Japanese startup Fello raises $1M to help game developers improve user retention



See the original story in Japanese.

Singapore-based Unicon, the Japanese startup behind user retention improvement platform Fello, announced today that it has raised 100 million yen (approximately $1 million) from Jafco and other Japanese investors. With these funds, the startup will intensify engineering and marketing efforts and is planning to set up an office in Japan.

The platform provides testing and analysis features for typical mobile gaming app functions such as push notification or messaging via an SDK. According to the startup’s CEO Ryuichi Tanaka, more than 100 app developers have signed up for the service since its launch back in August.

Over 100 app developers have signed up for Fello since its launch in August

In the Japanese gaming industry, many publishers are shifting their development efforts from browser-based apps to native apps. Fello’s growth indicates there’s a high need for this kind of platforms in terms of helping developers improve their apps.

Why are they off to such a good start? Tanaka says that it’s likely because the service is free. For developers, if you have published a number of apps, a plan that charges by volume would be a heavy burden. Users can gain a 7-day user retention rate of up to 60% on average by adding a messaging function using the platform’s SDK. That rate is three times higher than the average without such a function.

So how will the startup monetize this platform? I presumed it would adopt a freemium business model — but I was wrong. Tanaka tells me that they will launch an ad network in the beginning of September, but he could not go into more details.

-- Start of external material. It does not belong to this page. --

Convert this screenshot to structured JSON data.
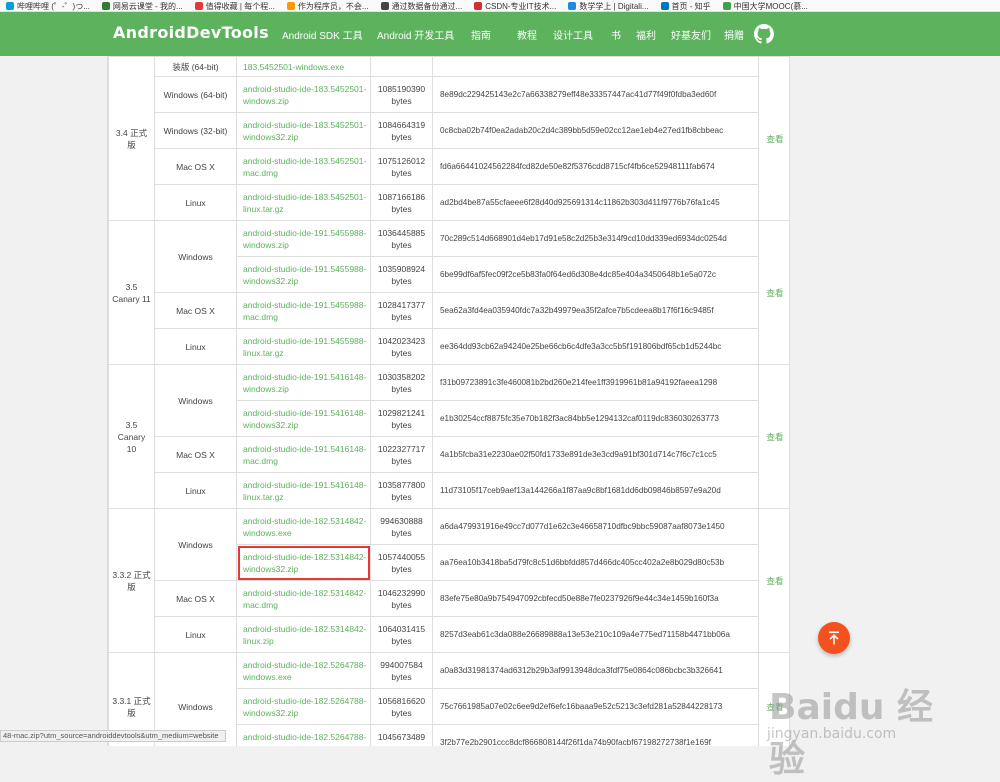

The startup is targeting casual game developers, and that may be why they are based in Singapore, likely hoping fill the need for this kind of solutions for the entire Asian region. They have already started talks with major game developers that may potentially participate in the ad network. We will update you with more details when they become available.